In the data that follows, find each line containing "JSON" and copy it.

=== Section Start ===

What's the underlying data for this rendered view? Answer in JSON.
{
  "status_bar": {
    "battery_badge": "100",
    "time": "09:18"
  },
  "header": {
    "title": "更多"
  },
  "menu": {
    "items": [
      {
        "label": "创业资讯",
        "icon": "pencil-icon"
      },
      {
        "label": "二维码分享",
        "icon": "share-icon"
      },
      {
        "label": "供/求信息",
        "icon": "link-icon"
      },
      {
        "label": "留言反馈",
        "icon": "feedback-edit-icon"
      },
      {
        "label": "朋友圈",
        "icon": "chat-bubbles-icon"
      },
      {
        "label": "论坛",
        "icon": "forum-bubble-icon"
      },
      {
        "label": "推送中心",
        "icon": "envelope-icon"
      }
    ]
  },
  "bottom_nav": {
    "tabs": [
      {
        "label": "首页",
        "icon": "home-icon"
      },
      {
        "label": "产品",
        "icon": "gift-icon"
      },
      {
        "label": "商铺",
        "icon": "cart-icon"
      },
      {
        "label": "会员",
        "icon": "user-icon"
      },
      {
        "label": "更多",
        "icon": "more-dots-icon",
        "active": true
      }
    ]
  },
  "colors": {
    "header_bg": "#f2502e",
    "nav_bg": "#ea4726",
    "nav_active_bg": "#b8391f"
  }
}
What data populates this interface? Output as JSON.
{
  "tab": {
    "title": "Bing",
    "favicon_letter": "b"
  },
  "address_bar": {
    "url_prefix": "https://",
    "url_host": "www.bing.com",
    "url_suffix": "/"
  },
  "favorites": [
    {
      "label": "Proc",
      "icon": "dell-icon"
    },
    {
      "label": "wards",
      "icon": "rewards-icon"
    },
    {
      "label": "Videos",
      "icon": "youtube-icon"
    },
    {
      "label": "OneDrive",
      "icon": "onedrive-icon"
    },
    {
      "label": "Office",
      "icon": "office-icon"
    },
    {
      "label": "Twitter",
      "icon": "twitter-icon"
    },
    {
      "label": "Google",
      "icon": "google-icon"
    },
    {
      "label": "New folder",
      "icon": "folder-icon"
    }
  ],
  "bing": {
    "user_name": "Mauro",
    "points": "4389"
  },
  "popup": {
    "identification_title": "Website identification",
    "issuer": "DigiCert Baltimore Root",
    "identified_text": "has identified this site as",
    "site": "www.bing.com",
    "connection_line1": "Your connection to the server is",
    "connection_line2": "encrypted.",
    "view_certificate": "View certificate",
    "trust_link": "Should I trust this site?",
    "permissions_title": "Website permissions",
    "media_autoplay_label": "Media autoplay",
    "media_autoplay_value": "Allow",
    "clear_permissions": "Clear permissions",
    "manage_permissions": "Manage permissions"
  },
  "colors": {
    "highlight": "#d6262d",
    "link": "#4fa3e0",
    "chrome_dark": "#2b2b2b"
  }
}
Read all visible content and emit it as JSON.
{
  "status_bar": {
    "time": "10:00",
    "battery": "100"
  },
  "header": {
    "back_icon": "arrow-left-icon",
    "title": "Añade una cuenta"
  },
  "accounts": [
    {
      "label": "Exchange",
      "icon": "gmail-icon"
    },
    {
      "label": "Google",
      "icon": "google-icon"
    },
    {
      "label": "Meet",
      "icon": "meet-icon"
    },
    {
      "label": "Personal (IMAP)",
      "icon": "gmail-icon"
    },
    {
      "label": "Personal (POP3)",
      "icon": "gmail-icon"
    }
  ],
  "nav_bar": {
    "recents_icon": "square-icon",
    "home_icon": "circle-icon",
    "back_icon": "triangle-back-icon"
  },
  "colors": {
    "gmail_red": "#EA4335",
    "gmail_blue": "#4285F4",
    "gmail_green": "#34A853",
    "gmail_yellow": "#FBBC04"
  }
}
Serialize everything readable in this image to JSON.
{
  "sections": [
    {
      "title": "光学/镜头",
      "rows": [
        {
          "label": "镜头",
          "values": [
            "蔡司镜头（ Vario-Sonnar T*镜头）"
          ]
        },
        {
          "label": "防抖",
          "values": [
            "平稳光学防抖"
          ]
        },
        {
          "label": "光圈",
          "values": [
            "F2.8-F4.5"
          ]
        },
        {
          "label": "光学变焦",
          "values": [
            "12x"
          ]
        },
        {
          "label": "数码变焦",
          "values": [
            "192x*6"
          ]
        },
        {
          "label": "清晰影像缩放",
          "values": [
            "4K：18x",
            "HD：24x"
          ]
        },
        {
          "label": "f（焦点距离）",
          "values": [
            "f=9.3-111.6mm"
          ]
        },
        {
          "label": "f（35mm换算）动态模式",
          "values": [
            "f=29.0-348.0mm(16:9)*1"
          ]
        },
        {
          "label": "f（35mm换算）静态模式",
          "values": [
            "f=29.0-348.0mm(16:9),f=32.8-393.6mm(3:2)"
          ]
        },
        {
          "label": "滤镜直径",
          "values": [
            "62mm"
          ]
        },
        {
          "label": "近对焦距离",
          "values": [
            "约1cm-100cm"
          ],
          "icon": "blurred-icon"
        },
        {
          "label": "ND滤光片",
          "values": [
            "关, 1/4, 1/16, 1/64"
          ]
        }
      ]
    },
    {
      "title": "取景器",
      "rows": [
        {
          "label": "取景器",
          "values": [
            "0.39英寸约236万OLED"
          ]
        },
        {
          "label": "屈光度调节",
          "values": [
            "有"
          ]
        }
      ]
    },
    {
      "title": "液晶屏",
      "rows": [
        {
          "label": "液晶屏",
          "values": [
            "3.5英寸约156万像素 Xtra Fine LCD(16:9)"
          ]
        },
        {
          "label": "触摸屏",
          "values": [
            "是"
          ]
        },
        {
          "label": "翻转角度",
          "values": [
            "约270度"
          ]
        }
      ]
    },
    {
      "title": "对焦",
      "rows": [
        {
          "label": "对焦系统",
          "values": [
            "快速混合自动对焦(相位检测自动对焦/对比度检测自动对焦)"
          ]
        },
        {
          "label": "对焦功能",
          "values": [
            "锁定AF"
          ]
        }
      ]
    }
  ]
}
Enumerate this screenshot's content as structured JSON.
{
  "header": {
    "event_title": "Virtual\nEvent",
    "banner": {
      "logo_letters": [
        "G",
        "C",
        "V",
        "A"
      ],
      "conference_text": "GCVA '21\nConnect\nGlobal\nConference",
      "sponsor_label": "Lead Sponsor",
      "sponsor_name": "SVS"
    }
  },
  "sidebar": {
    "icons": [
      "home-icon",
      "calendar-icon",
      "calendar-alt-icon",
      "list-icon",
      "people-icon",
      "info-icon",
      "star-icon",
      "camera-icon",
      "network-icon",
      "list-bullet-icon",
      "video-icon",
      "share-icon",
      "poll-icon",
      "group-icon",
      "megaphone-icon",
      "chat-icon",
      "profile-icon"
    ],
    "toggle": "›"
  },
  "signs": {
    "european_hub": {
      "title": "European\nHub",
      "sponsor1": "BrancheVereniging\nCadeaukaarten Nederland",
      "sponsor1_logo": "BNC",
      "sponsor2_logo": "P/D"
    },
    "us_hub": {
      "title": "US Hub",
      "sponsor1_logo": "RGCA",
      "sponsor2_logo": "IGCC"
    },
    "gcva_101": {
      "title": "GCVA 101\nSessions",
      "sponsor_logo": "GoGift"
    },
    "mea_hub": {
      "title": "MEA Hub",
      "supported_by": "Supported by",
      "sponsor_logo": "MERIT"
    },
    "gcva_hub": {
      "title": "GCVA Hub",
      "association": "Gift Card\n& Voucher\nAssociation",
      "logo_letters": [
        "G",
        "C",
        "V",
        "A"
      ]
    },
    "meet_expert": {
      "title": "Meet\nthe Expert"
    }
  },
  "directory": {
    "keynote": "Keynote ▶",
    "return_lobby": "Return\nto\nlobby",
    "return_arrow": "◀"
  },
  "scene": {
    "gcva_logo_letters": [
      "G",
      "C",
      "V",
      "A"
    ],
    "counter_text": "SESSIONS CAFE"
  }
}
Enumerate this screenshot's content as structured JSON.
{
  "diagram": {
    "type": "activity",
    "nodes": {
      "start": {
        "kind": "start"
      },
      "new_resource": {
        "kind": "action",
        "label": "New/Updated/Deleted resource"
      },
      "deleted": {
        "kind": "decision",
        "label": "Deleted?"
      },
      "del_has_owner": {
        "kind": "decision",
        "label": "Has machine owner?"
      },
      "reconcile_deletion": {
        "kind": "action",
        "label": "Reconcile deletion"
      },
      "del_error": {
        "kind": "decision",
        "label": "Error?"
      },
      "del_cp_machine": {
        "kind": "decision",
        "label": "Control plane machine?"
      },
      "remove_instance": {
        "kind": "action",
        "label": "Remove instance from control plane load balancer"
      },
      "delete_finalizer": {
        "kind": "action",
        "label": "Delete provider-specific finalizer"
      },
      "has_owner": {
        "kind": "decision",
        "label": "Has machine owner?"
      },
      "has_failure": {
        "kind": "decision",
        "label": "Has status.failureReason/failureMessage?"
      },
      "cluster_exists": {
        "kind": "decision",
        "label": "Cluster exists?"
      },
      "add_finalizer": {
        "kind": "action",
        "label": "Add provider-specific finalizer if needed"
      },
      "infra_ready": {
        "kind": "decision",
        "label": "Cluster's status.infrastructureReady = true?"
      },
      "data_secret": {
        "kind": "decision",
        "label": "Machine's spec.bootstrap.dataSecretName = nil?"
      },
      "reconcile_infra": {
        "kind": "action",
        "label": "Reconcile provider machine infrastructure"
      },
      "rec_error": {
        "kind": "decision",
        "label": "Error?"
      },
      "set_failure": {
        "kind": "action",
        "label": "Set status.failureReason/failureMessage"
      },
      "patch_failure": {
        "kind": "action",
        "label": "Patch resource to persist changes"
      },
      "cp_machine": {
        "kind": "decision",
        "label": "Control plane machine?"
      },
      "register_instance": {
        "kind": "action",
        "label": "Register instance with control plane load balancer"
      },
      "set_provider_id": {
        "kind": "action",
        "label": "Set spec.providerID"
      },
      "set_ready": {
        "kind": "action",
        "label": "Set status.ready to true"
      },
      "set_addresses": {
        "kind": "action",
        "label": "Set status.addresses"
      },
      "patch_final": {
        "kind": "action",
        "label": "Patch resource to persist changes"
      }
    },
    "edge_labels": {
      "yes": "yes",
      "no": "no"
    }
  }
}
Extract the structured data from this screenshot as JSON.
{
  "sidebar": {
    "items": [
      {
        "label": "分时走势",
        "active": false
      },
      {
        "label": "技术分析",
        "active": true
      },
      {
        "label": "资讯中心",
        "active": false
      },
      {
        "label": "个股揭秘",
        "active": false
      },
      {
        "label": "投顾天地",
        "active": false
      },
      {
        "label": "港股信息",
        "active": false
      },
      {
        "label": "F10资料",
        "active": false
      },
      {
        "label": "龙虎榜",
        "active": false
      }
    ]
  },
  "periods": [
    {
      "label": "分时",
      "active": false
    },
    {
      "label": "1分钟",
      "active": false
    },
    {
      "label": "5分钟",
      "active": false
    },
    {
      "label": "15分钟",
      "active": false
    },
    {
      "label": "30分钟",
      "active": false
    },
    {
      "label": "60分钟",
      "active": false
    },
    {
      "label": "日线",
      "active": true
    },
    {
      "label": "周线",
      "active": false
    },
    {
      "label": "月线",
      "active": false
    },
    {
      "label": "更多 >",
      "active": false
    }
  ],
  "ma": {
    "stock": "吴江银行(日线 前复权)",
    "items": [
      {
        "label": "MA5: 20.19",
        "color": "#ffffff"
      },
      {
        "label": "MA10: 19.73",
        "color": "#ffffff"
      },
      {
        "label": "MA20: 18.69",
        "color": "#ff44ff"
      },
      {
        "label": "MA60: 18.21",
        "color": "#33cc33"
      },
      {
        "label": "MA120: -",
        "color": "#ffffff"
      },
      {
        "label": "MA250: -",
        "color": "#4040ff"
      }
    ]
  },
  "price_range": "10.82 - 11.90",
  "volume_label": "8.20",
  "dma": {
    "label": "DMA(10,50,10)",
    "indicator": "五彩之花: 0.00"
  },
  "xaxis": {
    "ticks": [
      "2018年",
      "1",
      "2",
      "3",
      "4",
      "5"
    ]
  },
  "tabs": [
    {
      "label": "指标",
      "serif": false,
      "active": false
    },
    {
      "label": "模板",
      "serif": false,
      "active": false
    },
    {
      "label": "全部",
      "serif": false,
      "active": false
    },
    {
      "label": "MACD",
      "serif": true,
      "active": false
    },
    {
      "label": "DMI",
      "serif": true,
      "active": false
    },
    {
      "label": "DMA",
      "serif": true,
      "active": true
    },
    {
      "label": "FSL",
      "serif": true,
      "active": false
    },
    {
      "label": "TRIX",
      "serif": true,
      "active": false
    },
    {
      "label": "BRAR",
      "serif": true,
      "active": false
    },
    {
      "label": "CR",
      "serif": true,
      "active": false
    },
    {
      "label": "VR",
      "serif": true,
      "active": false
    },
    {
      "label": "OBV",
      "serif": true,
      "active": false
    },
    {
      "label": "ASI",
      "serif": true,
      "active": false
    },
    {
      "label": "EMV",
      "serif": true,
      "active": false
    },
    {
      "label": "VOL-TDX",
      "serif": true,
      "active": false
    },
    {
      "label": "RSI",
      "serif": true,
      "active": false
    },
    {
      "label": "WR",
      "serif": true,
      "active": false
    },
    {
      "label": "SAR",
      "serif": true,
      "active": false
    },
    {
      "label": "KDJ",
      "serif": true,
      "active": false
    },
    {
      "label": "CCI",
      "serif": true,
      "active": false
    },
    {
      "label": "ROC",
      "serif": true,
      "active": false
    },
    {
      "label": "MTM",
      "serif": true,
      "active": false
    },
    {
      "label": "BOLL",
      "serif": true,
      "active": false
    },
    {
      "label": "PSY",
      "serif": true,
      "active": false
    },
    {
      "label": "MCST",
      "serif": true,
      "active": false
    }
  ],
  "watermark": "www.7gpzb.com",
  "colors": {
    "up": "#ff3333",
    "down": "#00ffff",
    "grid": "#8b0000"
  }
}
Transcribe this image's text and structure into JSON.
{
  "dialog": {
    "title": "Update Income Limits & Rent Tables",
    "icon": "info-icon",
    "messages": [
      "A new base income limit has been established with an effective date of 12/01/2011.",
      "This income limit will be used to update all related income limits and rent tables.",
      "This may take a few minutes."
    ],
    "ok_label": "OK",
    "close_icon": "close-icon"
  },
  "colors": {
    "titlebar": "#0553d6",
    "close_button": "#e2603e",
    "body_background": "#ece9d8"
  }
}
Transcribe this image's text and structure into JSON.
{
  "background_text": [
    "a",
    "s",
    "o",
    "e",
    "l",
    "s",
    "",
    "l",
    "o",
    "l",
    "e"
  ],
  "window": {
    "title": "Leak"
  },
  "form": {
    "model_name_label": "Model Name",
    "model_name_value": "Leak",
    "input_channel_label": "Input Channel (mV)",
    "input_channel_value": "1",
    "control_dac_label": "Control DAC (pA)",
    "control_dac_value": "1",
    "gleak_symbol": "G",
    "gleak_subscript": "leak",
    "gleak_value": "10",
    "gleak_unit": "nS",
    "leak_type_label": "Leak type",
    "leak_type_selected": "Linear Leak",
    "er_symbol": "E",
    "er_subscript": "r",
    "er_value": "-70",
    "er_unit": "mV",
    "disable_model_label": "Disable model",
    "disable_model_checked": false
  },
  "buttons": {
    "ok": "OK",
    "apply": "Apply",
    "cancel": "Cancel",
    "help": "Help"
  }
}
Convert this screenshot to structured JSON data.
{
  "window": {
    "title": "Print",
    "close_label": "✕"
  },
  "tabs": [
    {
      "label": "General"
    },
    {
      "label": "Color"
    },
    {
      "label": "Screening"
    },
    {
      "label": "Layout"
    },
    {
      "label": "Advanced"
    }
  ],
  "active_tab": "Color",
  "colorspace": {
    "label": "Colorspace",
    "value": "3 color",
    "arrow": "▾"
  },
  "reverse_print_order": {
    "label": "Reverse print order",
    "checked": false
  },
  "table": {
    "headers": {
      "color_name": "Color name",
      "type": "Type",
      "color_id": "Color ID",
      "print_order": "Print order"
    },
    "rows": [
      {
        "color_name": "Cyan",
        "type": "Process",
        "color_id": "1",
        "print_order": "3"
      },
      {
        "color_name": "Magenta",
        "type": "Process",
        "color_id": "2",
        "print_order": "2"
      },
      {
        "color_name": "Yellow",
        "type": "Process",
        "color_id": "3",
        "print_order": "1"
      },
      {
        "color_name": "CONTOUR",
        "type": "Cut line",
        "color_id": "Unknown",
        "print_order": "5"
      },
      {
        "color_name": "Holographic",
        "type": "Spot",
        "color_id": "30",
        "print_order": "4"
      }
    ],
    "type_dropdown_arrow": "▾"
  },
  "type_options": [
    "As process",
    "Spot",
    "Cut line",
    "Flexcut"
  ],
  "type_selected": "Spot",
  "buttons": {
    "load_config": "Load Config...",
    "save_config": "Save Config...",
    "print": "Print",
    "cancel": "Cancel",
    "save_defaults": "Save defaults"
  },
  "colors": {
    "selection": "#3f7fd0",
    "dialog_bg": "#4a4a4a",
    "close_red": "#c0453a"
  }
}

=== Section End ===

**Solution for this task:**
What's the underlying data for this rendered view? Answer in JSON.
What data populates this interface? Output as JSON.
Read all visible content and emit it as JSON.
Serialize everything readable in this image to JSON.
Enumerate this screenshot's content as structured JSON.
Enumerate this screenshot's content as structured JSON.
Extract the structured data from this screenshot as JSON.
Transcribe this image's text and structure into JSON.
Transcribe this image's text and structure into JSON.
Convert this screenshot to structured JSON data.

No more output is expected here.